··· Exercise material

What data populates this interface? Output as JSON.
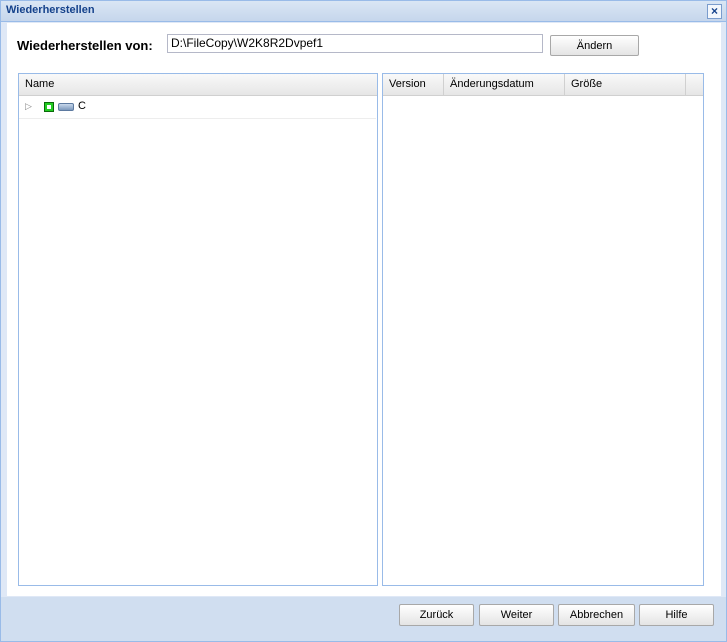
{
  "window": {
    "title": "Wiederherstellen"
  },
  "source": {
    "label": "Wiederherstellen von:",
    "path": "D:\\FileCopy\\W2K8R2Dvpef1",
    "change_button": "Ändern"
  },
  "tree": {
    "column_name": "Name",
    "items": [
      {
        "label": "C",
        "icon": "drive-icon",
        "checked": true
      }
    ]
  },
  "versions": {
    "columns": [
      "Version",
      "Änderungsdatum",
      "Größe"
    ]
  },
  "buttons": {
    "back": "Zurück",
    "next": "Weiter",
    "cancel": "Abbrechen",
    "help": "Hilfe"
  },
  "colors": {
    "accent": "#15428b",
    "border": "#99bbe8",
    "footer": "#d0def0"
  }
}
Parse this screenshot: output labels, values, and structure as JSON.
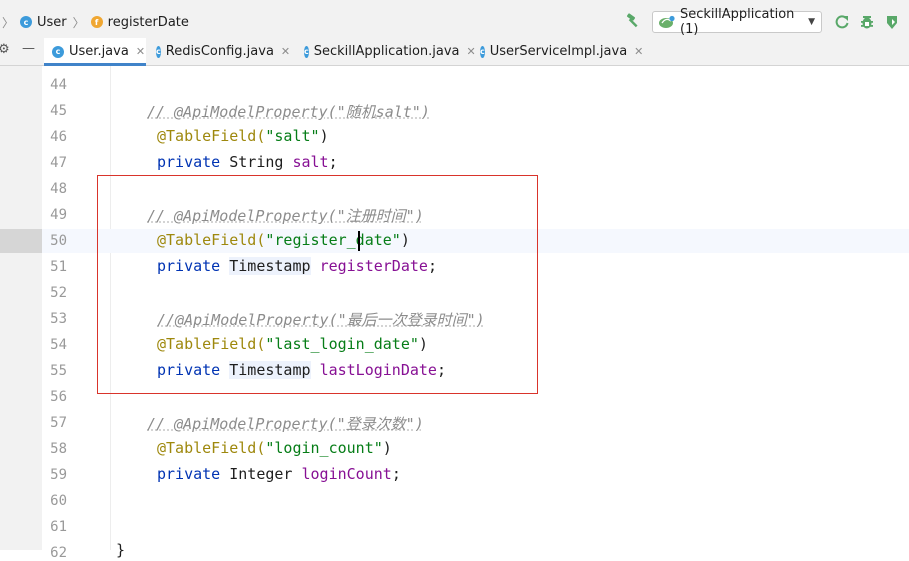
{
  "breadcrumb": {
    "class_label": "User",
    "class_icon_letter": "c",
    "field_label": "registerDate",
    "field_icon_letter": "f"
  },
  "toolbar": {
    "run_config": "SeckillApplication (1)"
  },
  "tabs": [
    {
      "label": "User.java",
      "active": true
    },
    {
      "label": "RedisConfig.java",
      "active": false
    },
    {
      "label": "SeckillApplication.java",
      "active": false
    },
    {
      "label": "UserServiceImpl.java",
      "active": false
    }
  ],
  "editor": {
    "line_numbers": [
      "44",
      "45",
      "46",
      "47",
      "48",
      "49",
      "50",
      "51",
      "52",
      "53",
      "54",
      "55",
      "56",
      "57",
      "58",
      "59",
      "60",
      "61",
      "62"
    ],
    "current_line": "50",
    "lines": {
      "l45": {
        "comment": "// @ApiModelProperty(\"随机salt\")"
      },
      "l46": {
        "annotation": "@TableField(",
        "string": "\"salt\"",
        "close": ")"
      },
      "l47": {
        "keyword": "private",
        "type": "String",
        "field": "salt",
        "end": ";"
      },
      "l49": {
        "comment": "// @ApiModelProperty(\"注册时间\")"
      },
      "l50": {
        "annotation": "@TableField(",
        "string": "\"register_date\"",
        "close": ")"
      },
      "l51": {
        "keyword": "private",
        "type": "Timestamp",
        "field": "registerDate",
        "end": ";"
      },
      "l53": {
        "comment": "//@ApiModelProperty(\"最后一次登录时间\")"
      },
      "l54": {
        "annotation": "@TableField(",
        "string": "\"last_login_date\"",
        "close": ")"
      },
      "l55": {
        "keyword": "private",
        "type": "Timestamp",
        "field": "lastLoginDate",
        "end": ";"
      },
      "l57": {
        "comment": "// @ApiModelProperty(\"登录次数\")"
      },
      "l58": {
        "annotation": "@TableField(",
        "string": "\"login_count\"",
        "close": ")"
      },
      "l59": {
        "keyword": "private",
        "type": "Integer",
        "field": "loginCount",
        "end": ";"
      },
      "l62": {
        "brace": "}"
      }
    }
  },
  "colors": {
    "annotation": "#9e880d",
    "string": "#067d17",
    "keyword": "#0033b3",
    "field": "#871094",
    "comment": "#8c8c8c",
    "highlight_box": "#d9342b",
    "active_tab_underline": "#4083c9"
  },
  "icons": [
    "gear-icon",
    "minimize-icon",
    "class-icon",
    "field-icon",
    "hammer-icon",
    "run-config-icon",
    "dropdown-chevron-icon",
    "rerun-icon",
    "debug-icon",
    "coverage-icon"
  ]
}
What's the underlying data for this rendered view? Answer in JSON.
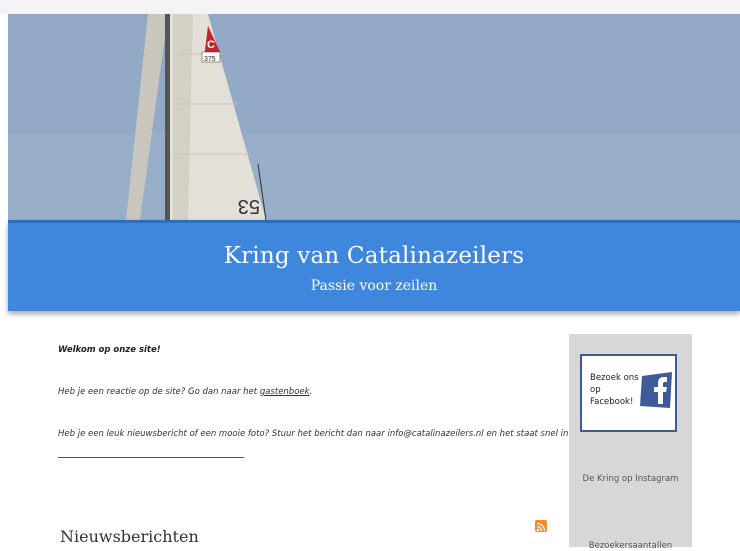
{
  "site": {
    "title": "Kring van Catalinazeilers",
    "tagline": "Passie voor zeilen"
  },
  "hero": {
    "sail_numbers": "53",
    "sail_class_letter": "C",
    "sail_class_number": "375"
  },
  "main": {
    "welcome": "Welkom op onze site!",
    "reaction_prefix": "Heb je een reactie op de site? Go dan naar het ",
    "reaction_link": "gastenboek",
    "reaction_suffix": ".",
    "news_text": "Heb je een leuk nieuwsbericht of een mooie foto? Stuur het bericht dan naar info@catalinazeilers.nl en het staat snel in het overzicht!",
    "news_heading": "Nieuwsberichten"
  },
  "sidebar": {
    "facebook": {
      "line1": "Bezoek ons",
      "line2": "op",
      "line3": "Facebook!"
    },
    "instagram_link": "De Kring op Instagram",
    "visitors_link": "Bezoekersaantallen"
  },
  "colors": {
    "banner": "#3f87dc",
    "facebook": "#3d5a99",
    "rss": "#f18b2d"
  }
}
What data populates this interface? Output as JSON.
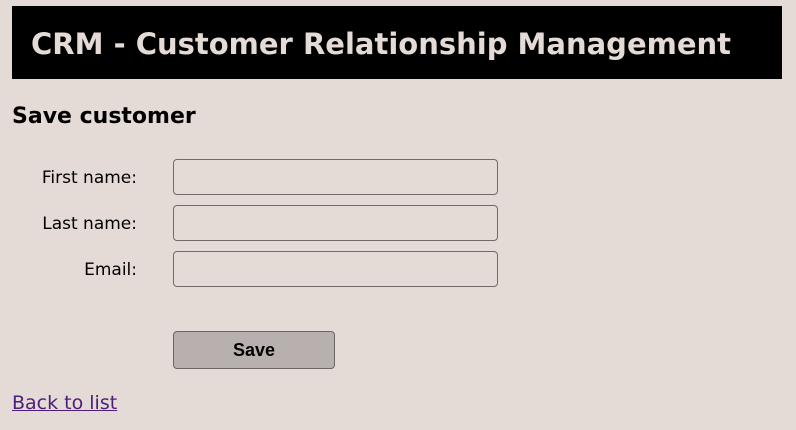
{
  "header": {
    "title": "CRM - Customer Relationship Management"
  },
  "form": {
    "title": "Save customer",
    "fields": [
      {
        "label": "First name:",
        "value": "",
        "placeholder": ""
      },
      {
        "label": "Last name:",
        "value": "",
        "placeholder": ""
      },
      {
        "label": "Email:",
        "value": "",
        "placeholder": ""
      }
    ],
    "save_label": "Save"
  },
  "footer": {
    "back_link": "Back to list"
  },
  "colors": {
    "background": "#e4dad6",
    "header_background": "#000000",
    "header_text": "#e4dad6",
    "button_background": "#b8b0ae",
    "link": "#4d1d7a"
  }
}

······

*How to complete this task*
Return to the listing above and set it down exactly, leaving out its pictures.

*Output of the task*
What data populates this interface? Output as JSON.
{
  "window": {
    "title": "Wiederherstellen"
  },
  "source": {
    "label": "Wiederherstellen von:",
    "path": "D:\\FileCopy\\W2K8R2Dvpef1",
    "change_button": "Ändern"
  },
  "tree": {
    "column_name": "Name",
    "items": [
      {
        "label": "C",
        "icon": "drive-icon",
        "checked": true
      }
    ]
  },
  "versions": {
    "columns": [
      "Version",
      "Änderungsdatum",
      "Größe"
    ]
  },
  "buttons": {
    "back": "Zurück",
    "next": "Weiter",
    "cancel": "Abbrechen",
    "help": "Hilfe"
  },
  "colors": {
    "accent": "#15428b",
    "border": "#99bbe8",
    "footer": "#d0def0"
  }
}
Parse this screenshot: output labels, values, and structure as JSON.
{
  "breadcrumb": {
    "class_label": "User",
    "class_icon_letter": "c",
    "field_label": "registerDate",
    "field_icon_letter": "f"
  },
  "toolbar": {
    "run_config": "SeckillApplication (1)"
  },
  "tabs": [
    {
      "label": "User.java",
      "active": true
    },
    {
      "label": "RedisConfig.java",
      "active": false
    },
    {
      "label": "SeckillApplication.java",
      "active": false
    },
    {
      "label": "UserServiceImpl.java",
      "active": false
    }
  ],
  "editor": {
    "line_numbers": [
      "44",
      "45",
      "46",
      "47",
      "48",
      "49",
      "50",
      "51",
      "52",
      "53",
      "54",
      "55",
      "56",
      "57",
      "58",
      "59",
      "60",
      "61",
      "62"
    ],
    "current_line": "50",
    "lines": {
      "l45": {
        "comment": "// @ApiModelProperty(\"随机salt\")"
      },
      "l46": {
        "annotation": "@TableField(",
        "string": "\"salt\"",
        "close": ")"
      },
      "l47": {
        "keyword": "private",
        "type": "String",
        "field": "salt",
        "end": ";"
      },
      "l49": {
        "comment": "// @ApiModelProperty(\"注册时间\")"
      },
      "l50": {
        "annotation": "@TableField(",
        "string": "\"register_date\"",
        "close": ")"
      },
      "l51": {
        "keyword": "private",
        "type": "Timestamp",
        "field": "registerDate",
        "end": ";"
      },
      "l53": {
        "comment": "//@ApiModelProperty(\"最后一次登录时间\")"
      },
      "l54": {
        "annotation": "@TableField(",
        "string": "\"last_login_date\"",
        "close": ")"
      },
      "l55": {
        "keyword": "private",
        "type": "Timestamp",
        "field": "lastLoginDate",
        "end": ";"
      },
      "l57": {
        "comment": "// @ApiModelProperty(\"登录次数\")"
      },
      "l58": {
        "annotation": "@TableField(",
        "string": "\"login_count\"",
        "close": ")"
      },
      "l59": {
        "keyword": "private",
        "type": "Integer",
        "field": "loginCount",
        "end": ";"
      },
      "l62": {
        "brace": "}"
      }
    }
  },
  "colors": {
    "annotation": "#9e880d",
    "string": "#067d17",
    "keyword": "#0033b3",
    "field": "#871094",
    "comment": "#8c8c8c",
    "highlight_box": "#d9342b",
    "active_tab_underline": "#4083c9"
  },
  "icons": [
    "gear-icon",
    "minimize-icon",
    "class-icon",
    "field-icon",
    "hammer-icon",
    "run-config-icon",
    "dropdown-chevron-icon",
    "rerun-icon",
    "debug-icon",
    "coverage-icon"
  ]
}
What's the underlying data for this rendered view? Answer in JSON.
{
  "site": {
    "title": "Kring van Catalinazeilers",
    "tagline": "Passie voor zeilen"
  },
  "hero": {
    "sail_numbers": "53",
    "sail_class_letter": "C",
    "sail_class_number": "375"
  },
  "main": {
    "welcome": "Welkom op onze site!",
    "reaction_prefix": "Heb je een reactie op de site? Go dan naar het ",
    "reaction_link": "gastenboek",
    "reaction_suffix": ".",
    "news_text": "Heb je een leuk nieuwsbericht of een mooie foto? Stuur het bericht dan naar info@catalinazeilers.nl en het staat snel in het overzicht!",
    "news_heading": "Nieuwsberichten"
  },
  "sidebar": {
    "facebook": {
      "line1": "Bezoek ons",
      "line2": "op",
      "line3": "Facebook!"
    },
    "instagram_link": "De Kring op Instagram",
    "visitors_link": "Bezoekersaantallen"
  },
  "colors": {
    "banner": "#3f87dc",
    "facebook": "#3d5a99",
    "rss": "#f18b2d"
  }
}
What data populates this interface? Output as JSON.
{
  "header": {
    "title": "CRM - Customer Relationship Management"
  },
  "form": {
    "title": "Save customer",
    "fields": [
      {
        "label": "First name:",
        "value": "",
        "placeholder": ""
      },
      {
        "label": "Last name:",
        "value": "",
        "placeholder": ""
      },
      {
        "label": "Email:",
        "value": "",
        "placeholder": ""
      }
    ],
    "save_label": "Save"
  },
  "footer": {
    "back_link": "Back to list"
  },
  "colors": {
    "background": "#e4dad6",
    "header_background": "#000000",
    "header_text": "#e4dad6",
    "button_background": "#b8b0ae",
    "link": "#4d1d7a"
  }
}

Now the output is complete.